Geoscientists who complete the field seminar should find themselves better able to:
- Distinguish a wide variety of fluvial-deltaic facies in outcrop, core and on wireline logs.
- Recognize typical facies and successions.
- Pick the discontinuities that constitute flooding surfaces in shallow- and marginal-marine settings and thereby
- Define parasequences and, where appropriate, parasequence sets.
The emphasis in this 7-day field seminar is on tracking parasequences laterally, most commonly by walking them out over distances of up to several miles. By doing so, participants will acquire a better understanding of the architecture and interrelationships between facies. Participants will also gain an appreciation of the relative importance of eustatic sea-level fluctuations and basin tectonics on large-scale transgressive-regressive cyclicity in foreland basin settings.
Facies examined during the Clastic Reservoir Facies Field Seminar include: channelbelt, alluvial valley fill, shoreface, wave- and river-dominated deltas, distributary channel and mouth bar, tidal inlet and tidal channel, transgressive lag, and shelf sand. Outcrops visited are in the Book Cliffs, Castle Valley, the Henry Mountains Basin, and the Kaiparowits and Markagunt Plateaus.
The seminar focuses on the lithologic variations that characterize clastic reservoir facies and on development of models that can be used to predict these variations in the subsurface. Participants will learn about clastic reservoir facies through a series of case studies. Case studies initially focus on the vertical facies successions that characterize particular paleoenvironments and the criteria that can be used to recognize them on wireline logs and in cores. The main emphasis of the case studies, however, is on lateral relationships. The scales of lateral variations examined range from reservoir heterogeneities at inter-well spacing up to the more regional facies variations that are the basis for exploration models.
Lateral relationships that characterize clastic reservoir facies are demonstrated by walking representative units out in areas of continuous exposure. To cite one example: on outcrops of the Ferron Sandstone, participants examine the sandstone grain size and the sedimentary and biogenic structures that occur at the landward edge of a sandstone body that accumulated on a prograding shoreface. They then walk across the landward pinch-out of the sandstone body into deposits of the lagoon and swamp that lay behind the shoreline. Sections from the outcrops and from a large number of nearby drillholes reveal the facies relationships. The emphasis in this field seminar is on practical applications: if, for instance, a discovery well penetrated a hydrocarbon bearing shoreface unit consisting of 8 m of upper shoreface and foreshore strata lying directly on a marine flooding surface, what is the likelihood that an appraisal well drilled one km landward would also encounter shoreface strata, rather than non-reservoir lagoonal beds? The Ferron example mentioned above serves as an analog and provides an answer.

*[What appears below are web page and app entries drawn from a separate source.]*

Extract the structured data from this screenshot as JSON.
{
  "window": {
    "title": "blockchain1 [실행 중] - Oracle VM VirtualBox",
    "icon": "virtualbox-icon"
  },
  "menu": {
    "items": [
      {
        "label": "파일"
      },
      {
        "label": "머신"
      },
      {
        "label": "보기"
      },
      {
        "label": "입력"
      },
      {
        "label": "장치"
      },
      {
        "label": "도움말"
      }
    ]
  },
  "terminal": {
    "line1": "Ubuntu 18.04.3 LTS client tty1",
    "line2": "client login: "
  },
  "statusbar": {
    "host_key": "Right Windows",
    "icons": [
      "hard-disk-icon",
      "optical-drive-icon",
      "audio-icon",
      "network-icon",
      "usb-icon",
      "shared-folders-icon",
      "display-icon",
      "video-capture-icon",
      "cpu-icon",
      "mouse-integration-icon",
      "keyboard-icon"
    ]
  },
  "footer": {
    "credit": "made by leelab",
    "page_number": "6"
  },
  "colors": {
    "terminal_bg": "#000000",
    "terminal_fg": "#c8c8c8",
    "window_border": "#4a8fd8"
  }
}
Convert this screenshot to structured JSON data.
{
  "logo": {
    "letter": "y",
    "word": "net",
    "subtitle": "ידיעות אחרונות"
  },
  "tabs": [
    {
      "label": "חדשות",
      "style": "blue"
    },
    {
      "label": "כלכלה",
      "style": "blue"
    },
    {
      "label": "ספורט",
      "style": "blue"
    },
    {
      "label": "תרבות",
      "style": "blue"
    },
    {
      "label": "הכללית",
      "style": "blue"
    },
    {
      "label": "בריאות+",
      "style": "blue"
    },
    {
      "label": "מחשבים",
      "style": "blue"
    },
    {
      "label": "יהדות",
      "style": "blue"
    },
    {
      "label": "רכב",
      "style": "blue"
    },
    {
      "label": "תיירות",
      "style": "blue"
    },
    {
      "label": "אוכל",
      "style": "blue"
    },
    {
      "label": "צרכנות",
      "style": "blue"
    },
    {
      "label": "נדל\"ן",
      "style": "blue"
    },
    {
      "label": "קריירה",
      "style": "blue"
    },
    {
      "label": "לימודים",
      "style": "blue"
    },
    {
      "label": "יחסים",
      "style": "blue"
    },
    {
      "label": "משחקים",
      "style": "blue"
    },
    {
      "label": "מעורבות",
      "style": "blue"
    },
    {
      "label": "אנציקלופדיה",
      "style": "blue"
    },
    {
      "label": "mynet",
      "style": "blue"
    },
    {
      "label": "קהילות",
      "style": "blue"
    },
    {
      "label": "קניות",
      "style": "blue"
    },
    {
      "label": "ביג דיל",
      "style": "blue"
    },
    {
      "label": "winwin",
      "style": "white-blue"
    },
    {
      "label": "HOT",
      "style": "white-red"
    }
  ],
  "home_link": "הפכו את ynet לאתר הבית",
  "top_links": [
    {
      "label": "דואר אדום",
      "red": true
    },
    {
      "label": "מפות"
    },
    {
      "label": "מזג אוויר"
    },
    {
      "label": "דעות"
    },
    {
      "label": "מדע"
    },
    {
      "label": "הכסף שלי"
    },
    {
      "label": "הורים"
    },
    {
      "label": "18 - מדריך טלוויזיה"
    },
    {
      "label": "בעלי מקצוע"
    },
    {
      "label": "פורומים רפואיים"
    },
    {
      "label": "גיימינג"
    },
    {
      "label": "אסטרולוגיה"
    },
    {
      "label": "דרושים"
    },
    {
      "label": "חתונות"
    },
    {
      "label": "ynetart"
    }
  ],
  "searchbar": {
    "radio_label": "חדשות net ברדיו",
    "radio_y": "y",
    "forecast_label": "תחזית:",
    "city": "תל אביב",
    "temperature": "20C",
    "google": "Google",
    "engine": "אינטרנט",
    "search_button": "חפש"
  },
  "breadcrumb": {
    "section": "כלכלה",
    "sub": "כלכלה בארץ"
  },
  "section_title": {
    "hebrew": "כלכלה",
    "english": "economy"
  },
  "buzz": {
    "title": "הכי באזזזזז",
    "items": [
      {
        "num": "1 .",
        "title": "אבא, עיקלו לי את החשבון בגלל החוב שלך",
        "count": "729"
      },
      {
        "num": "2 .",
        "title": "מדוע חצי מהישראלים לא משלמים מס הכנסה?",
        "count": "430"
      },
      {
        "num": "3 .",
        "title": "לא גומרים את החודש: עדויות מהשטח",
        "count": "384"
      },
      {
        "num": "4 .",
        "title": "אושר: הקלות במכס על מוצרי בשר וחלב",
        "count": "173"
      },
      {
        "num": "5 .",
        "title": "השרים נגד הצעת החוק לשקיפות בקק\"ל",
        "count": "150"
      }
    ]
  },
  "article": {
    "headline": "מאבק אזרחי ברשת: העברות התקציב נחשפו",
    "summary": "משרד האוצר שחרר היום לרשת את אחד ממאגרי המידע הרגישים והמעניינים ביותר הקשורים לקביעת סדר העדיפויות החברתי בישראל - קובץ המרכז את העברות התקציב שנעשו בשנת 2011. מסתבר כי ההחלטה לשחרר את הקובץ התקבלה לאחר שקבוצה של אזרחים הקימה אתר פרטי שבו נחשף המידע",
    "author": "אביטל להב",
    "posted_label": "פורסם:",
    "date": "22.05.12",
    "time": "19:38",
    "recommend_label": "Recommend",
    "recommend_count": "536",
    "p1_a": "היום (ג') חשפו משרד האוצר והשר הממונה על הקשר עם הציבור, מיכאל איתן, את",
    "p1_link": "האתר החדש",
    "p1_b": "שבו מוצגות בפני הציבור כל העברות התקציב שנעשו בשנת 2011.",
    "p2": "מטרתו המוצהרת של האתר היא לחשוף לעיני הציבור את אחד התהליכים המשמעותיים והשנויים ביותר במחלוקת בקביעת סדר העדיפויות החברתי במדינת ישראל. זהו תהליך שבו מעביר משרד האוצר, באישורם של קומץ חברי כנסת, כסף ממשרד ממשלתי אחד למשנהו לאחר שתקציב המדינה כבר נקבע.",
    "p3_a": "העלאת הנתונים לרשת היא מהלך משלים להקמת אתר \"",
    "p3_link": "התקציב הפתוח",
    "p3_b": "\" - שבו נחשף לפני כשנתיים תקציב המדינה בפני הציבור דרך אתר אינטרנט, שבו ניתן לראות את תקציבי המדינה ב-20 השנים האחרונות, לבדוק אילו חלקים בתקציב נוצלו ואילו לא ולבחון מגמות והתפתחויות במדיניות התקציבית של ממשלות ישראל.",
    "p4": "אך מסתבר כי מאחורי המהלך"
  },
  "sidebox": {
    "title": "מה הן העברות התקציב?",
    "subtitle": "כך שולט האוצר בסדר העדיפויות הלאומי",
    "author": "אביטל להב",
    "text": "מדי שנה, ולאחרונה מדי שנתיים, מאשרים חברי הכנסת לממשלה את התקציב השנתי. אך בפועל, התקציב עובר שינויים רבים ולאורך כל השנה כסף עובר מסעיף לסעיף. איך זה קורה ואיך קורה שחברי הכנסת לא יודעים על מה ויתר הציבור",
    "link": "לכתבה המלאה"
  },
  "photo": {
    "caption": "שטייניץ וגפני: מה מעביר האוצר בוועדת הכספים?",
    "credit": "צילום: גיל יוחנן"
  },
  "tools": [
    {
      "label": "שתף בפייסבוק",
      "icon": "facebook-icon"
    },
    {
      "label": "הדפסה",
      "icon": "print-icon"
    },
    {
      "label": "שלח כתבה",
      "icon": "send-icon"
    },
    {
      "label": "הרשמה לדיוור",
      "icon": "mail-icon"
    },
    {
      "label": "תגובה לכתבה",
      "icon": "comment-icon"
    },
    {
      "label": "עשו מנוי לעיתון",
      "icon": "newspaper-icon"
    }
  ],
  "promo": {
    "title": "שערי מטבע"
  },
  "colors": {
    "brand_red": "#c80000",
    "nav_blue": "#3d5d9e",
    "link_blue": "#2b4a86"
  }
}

Larger-scale variations are examined by driving between localities. By this means, architectures of river-dominated deltas and of the channel belts that fed them are demonstrated in the Ferron Sandstone in Castle Valley. The effects of subsidence patterns on the architectures of channel belts and shoreline sandstone bodies of the Dakota Sandstone are examined in the Henry Mountains Basin and on the margins of Kaiparowits Plateau.
Class size is kept small for mobility and to promote group and individual discussions with the instructor on the outcrop. A considerable amount of hiking is involved. Participants should be in good physical condition.
The field trip route passes through Capitol Reef, Bryce Canyon and Zion National Parks and the Grand Staircase-Escalante National Monument, which contain some of the most beautiful country in the Colorado Plateau region.